If you have an underbite, meaning that your upper jaw sits behind your lower jaw, then you may have heard that correcting this issue would require extensive jaw surgery. The idea of undergoing surgery is, of course, a bit scary. Here's some good news: there may be other options. While the most severe underbites can typically only be corrected surgically, mild to moderate underbites can often be treated or managed by a cosmetic dentist. Here are the two main options a cosmetic dentist may explore with you.
Braces can sometimes be used to correct an underbite, but they have a lot of downsides. They are obviously visible on the teeth, you have to get them tightened every few weeks, and the brackets can rub on your cheeks. In most cases, invisible aligners can be just as effective as braces for patients with underbites.
Your cosmetic dentist can take a mold of your teeth and have a set of aligners made for you. You will take the aligners home and wear them for a few weeks before getting a new set. The aligners will slowly push your front teeth forward and your bottom teeth back. They won't move your jaw, but they will move your teeth enough so that they line up better and make your underbite a lot less obvious. You remove the aligners to eat and brush your teeth, so your daily habits won't have to change much. Most people have to wear them for about a year.
If you have a minor underbite, or if invisible aligners do not fully correct your underbite, then your cosmetic dentist may recommend veneers for your top teeth. Veneers are caps made from porcelain. They are cemented to the front of your teeth. When used to camouflage an underbite, the veneers are usually made to be quite thick, so they make it look like your front teeth protrude a little further than they really do.
People often think of veneers as the bright, white, false teeth that celebrities often have. But you can have them made a more natural shade to match your real teeth. It might take you a few days to get used to eating with them, but once you do, you'll be able to comfortably eat pretty much anything other than the crunchiest foods.
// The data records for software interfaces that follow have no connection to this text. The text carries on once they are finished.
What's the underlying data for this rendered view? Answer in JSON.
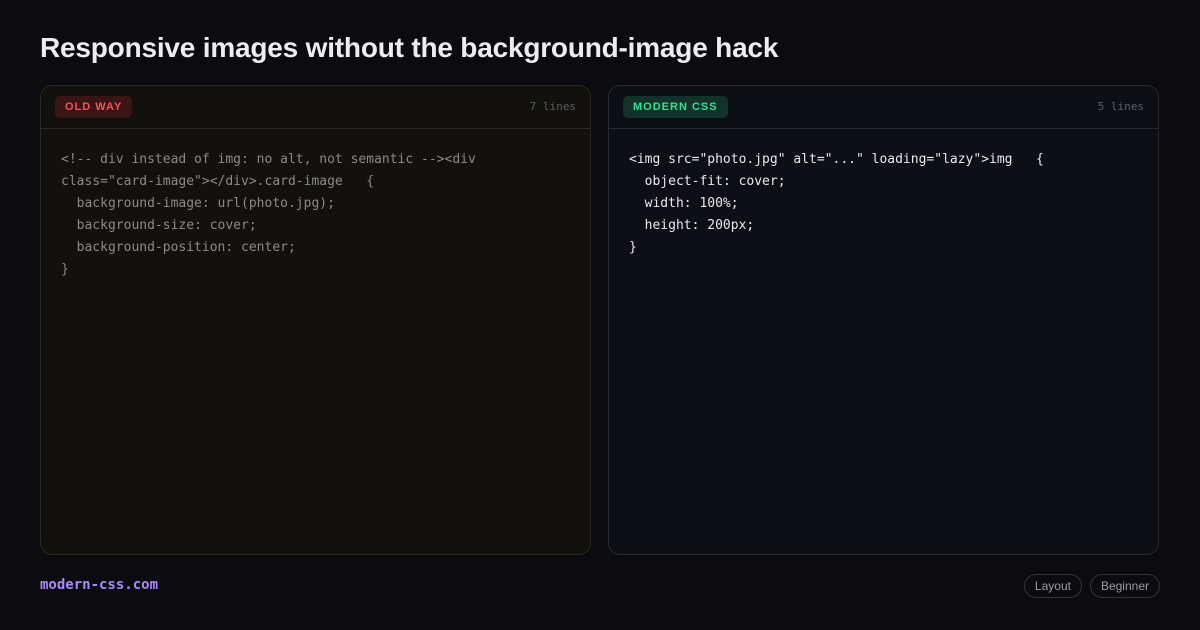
{
  "title": "Responsive images without the background-image hack",
  "old_panel": {
    "badge": "OLD WAY",
    "line_count": "7 lines",
    "code": "<!-- div instead of img: no alt, not semantic --><div\nclass=\"card-image\"></div>.card-image   {\n  background-image: url(photo.jpg);\n  background-size: cover;\n  background-position: center;\n}"
  },
  "new_panel": {
    "badge": "MODERN CSS",
    "line_count": "5 lines",
    "code": "<img src=\"photo.jpg\" alt=\"...\" loading=\"lazy\">img   {\n  object-fit: cover;\n  width: 100%;\n  height: 200px;\n}"
  },
  "footer": {
    "brand": "modern-css.com",
    "tags": [
      "Layout",
      "Beginner"
    ]
  },
  "colors": {
    "background": "#0b0b10",
    "old_accent": "#f0555a",
    "new_accent": "#3ddc97",
    "brand": "#a98bff"
  }
}
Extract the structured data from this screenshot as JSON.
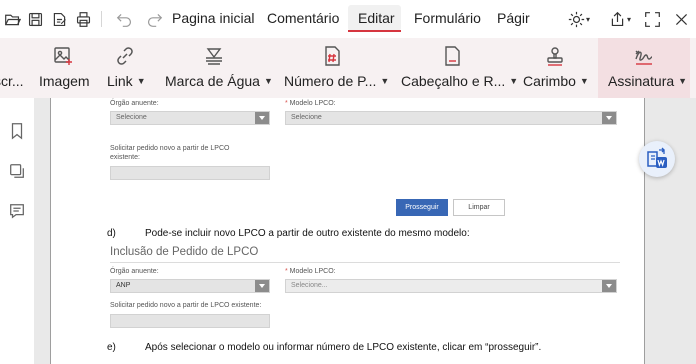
{
  "menu": {
    "tabs": [
      {
        "label": "Pagina inicial"
      },
      {
        "label": "Comentário"
      },
      {
        "label": "Editar",
        "active": true
      },
      {
        "label": "Formulário"
      },
      {
        "label": "Págir"
      }
    ],
    "accent_color": "#d6363f"
  },
  "ribbon": {
    "partial_left_label": "scr...",
    "items": [
      {
        "label": "Imagem",
        "icon": "image-add-icon"
      },
      {
        "label": "Link",
        "icon": "link-icon",
        "dropdown": true
      },
      {
        "label": "Marca de Água",
        "icon": "watermark-icon",
        "dropdown": true
      },
      {
        "label": "Número de P...",
        "icon": "page-number-icon",
        "dropdown": true
      },
      {
        "label": "Cabeçalho e R...",
        "icon": "header-footer-icon",
        "dropdown": true
      },
      {
        "label": "Carimbo",
        "icon": "stamp-icon",
        "dropdown": true
      },
      {
        "label": "Assinatura",
        "icon": "signature-icon",
        "dropdown": true,
        "selected": true
      }
    ]
  },
  "document": {
    "form1": {
      "orgao_label": "Órgão anuente:",
      "orgao_value": "Selecione",
      "modelo_req": "*",
      "modelo_label": " Modelo LPCO:",
      "modelo_value": "Selecione",
      "solicitar_label_1": "Solicitar pedido novo a partir de LPCO",
      "solicitar_label_2": "existente:",
      "prosseguir": "Prosseguir",
      "limpar": "Limpar"
    },
    "para_d_marker": "d)",
    "para_d_text": "Pode-se incluir novo LPCO a partir de outro existente do mesmo modelo:",
    "section_title": "Inclusão de Pedido de LPCO",
    "form2": {
      "orgao_label": "Órgão anuente:",
      "orgao_value": "ANP",
      "modelo_req": "*",
      "modelo_label": " Modelo LPCO:",
      "modelo_value": "Selecione...",
      "solicitar_label": "Solicitar pedido novo a partir de LPCO existente:"
    },
    "para_e_marker": "e)",
    "para_e_text": "Após selecionar o modelo ou informar número de LPCO existente, clicar em “prosseguir”."
  }
}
Some underbites can only be corrected with surgery, but don't automatically assume you are in this camp. Talk to a cosmetic dentist about the non-surgical options above.Share